EXERCISE AIM = Report each line of the entries that contains the word "AddTodo", copied in full.

[Records from a data source]

Content starts

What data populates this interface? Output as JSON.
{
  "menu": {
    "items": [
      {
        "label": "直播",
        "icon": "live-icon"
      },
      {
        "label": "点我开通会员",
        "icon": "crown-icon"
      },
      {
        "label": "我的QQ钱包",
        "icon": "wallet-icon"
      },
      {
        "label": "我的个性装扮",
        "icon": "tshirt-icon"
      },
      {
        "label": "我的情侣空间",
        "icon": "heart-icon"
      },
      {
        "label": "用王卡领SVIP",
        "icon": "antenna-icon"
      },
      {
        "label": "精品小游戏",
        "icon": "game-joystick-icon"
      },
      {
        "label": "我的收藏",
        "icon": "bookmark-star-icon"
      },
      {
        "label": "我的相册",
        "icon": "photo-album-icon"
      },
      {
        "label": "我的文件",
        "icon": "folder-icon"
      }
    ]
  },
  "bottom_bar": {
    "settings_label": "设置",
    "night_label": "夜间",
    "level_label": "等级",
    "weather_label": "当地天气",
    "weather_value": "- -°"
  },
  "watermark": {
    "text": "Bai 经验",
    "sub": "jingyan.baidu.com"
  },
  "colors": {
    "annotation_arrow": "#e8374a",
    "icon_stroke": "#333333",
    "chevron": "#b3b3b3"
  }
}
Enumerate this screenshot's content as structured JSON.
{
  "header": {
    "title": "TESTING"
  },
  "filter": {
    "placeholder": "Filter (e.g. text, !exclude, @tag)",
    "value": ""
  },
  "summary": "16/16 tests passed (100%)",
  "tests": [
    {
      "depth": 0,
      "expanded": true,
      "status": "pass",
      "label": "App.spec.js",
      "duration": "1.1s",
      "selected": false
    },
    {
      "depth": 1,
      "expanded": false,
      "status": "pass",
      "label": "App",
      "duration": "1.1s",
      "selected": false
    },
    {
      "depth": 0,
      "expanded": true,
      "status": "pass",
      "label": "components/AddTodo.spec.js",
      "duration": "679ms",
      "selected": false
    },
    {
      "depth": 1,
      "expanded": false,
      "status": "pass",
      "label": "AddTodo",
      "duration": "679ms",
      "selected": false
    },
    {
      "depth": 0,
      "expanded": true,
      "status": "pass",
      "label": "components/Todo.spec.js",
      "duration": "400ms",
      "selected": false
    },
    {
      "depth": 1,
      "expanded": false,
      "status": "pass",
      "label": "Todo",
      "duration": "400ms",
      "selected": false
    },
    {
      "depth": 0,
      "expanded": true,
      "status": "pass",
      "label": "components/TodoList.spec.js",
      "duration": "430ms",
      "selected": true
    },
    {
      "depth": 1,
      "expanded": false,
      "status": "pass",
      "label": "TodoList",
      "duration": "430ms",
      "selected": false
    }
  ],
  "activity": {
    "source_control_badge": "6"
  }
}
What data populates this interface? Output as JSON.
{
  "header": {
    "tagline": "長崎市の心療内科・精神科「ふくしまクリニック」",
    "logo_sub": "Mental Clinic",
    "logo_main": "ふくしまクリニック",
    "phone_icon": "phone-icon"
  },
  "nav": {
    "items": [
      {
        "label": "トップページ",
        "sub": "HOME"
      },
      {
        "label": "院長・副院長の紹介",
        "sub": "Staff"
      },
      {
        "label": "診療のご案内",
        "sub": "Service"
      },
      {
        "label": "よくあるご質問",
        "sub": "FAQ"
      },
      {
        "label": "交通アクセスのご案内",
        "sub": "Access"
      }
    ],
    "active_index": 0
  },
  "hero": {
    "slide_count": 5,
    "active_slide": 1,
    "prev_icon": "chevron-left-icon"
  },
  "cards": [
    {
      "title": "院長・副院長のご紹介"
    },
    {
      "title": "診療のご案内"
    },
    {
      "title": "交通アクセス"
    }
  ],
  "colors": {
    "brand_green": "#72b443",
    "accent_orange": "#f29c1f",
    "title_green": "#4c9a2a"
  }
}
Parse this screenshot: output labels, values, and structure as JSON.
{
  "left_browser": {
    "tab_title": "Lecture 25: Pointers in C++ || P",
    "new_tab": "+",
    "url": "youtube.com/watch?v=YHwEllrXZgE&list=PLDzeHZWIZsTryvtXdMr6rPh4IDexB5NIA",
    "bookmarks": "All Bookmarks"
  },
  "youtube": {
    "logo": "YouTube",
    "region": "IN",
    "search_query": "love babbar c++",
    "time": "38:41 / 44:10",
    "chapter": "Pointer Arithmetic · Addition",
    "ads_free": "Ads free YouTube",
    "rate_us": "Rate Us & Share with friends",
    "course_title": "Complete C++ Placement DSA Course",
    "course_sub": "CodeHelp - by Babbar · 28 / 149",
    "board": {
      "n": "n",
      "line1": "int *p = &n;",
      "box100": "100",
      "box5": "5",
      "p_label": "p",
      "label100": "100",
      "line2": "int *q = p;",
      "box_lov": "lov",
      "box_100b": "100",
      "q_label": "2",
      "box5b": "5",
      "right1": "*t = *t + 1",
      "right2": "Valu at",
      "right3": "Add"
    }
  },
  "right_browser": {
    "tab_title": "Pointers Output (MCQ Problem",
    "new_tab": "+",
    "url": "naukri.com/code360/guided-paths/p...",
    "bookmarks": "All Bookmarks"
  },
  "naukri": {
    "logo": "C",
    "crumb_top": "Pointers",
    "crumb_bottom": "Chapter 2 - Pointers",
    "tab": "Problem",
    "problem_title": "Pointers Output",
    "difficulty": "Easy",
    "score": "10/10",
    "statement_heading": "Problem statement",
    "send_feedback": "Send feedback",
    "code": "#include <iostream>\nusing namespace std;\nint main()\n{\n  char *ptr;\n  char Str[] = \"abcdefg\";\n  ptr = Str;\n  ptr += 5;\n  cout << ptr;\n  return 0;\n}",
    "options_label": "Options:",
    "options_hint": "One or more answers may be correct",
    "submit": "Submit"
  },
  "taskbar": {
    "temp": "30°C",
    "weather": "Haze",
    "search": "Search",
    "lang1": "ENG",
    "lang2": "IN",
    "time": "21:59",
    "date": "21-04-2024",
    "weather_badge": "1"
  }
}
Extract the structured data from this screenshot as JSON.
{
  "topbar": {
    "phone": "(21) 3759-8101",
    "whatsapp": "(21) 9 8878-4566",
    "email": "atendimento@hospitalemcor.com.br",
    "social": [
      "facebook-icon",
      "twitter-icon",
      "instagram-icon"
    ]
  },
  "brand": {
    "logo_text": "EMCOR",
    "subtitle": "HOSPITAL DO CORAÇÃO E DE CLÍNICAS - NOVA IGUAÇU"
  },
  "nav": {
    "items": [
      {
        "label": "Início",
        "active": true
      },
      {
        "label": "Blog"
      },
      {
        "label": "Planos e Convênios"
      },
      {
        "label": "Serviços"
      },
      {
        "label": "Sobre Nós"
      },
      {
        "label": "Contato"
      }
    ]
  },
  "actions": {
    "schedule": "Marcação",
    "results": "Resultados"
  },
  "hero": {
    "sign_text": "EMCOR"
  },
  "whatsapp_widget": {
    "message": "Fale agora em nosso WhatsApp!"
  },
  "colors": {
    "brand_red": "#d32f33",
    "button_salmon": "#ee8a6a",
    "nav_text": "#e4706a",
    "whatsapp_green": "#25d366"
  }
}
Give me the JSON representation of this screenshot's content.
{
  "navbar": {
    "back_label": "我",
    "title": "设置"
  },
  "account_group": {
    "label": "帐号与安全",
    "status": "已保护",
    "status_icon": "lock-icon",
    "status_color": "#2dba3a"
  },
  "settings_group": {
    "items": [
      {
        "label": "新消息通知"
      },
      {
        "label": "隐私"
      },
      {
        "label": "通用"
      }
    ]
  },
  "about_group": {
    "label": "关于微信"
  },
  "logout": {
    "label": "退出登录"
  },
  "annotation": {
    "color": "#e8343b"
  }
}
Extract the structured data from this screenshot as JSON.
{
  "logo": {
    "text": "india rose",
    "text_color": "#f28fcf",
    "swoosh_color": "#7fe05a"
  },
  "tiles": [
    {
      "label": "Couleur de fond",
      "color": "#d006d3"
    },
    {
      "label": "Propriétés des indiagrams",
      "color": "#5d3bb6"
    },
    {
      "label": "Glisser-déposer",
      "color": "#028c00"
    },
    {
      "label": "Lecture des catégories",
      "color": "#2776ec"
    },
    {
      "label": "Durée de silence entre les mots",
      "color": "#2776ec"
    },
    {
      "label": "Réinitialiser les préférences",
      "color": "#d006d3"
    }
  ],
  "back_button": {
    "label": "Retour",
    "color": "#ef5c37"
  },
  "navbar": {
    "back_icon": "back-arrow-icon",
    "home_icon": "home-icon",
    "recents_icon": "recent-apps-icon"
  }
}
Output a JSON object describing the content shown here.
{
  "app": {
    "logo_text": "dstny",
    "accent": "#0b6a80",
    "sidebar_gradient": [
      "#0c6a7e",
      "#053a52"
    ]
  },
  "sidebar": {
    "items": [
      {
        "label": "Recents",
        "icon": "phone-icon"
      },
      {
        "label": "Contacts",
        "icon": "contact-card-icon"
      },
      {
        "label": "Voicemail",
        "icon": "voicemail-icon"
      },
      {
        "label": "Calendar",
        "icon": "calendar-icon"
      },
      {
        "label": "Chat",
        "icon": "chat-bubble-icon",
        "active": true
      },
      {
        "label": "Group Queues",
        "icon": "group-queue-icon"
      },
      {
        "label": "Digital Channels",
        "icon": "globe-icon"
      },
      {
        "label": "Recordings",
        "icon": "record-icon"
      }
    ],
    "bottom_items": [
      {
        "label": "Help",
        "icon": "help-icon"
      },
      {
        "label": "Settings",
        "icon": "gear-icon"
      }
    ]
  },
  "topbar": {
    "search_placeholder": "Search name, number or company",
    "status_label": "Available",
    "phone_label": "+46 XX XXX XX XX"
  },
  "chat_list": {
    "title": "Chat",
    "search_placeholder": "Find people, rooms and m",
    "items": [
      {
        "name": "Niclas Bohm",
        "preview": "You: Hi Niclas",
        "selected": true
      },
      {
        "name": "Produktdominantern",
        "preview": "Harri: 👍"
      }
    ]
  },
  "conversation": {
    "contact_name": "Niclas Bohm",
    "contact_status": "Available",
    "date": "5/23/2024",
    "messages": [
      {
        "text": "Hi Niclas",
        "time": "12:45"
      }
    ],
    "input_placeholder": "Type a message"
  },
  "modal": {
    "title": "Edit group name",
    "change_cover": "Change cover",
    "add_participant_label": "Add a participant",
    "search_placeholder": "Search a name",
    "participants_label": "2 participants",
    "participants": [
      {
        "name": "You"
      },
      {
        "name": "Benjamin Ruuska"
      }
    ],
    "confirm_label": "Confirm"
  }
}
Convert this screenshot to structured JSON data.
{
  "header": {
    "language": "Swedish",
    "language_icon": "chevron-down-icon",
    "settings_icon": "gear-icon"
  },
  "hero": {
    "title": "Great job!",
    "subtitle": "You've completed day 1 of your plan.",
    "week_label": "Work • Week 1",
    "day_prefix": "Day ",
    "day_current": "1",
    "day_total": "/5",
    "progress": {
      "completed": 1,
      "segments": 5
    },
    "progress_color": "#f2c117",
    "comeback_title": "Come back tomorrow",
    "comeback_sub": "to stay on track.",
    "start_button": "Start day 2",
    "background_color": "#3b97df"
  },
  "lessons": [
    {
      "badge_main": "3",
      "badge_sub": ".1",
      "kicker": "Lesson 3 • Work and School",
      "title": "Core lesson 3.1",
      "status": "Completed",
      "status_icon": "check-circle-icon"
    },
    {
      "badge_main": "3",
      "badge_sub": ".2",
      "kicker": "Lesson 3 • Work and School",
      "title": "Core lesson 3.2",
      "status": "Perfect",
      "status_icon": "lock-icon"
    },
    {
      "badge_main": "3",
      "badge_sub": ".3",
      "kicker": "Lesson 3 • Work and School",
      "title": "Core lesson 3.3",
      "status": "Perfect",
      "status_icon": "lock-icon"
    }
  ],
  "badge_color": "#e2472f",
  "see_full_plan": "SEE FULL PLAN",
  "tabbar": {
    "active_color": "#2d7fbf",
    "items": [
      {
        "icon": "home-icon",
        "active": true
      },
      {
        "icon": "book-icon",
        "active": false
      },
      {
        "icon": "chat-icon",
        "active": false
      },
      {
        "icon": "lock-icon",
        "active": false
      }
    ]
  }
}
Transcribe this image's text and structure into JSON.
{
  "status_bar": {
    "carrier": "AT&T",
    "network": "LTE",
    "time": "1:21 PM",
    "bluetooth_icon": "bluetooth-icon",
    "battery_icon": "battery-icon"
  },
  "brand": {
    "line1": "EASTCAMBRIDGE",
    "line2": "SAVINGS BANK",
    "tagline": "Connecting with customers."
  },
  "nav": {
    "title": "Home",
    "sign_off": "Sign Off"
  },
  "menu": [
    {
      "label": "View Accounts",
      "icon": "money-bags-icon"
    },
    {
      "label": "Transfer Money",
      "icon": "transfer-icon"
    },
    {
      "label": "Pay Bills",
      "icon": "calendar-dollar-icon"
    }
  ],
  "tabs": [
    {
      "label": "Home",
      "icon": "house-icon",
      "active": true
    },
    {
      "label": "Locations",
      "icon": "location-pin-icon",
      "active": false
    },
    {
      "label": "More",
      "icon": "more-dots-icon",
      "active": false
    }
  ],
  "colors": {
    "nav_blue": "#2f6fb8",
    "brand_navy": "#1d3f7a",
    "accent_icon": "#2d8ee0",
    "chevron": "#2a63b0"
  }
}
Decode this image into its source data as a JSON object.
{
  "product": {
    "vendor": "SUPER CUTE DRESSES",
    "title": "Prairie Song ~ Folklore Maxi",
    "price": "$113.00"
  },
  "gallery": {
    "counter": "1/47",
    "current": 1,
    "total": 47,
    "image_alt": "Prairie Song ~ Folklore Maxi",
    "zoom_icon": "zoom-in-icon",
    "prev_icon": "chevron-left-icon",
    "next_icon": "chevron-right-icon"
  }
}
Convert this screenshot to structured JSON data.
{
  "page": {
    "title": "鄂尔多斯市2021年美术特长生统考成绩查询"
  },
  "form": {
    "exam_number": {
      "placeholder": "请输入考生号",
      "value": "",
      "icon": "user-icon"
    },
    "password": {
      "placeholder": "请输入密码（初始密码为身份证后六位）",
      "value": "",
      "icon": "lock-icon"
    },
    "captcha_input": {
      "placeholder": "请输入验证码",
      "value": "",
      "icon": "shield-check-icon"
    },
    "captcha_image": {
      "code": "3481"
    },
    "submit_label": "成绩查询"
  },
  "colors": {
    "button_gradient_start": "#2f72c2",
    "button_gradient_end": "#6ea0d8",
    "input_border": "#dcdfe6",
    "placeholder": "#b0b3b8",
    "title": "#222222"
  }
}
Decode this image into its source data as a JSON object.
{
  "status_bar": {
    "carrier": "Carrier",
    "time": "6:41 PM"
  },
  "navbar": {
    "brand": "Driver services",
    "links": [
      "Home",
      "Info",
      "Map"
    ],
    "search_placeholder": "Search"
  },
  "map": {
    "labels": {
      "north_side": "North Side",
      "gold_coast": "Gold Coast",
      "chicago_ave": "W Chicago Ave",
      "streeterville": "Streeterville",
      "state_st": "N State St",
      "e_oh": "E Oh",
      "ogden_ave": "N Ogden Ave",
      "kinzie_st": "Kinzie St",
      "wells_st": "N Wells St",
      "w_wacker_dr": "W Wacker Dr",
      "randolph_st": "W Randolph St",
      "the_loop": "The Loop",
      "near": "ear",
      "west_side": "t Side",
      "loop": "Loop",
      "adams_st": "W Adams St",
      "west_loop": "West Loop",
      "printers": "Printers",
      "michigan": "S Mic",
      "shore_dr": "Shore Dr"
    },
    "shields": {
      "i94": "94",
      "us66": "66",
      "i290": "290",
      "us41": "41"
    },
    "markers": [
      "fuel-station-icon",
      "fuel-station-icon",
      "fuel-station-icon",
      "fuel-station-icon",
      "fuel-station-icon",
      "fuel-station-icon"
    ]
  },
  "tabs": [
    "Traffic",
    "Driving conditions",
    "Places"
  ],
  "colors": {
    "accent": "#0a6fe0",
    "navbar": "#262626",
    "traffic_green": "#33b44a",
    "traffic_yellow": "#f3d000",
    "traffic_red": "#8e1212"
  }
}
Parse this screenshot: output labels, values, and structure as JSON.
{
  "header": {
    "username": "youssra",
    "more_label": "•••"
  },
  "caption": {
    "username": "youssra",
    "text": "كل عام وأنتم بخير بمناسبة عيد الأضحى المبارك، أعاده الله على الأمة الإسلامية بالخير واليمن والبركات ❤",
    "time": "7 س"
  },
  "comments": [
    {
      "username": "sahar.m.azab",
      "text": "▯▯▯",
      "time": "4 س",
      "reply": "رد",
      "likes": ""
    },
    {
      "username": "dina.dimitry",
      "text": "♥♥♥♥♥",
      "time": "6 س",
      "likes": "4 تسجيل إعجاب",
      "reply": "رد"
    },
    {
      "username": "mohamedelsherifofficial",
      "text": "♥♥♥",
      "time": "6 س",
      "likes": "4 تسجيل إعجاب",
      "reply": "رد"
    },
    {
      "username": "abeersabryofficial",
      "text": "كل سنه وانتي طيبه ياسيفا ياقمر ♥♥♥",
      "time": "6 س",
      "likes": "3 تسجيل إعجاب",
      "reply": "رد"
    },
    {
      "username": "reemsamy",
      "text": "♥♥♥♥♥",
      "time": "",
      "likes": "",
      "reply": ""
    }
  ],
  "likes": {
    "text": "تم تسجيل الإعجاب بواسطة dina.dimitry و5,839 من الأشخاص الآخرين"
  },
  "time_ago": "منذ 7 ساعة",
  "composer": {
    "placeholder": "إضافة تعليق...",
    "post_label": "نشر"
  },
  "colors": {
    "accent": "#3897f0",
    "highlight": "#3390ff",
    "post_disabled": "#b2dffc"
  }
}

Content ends

WRITTEN ANSWER =
      "label": "components/AddTodo.spec.js",
      "label": "AddTodo",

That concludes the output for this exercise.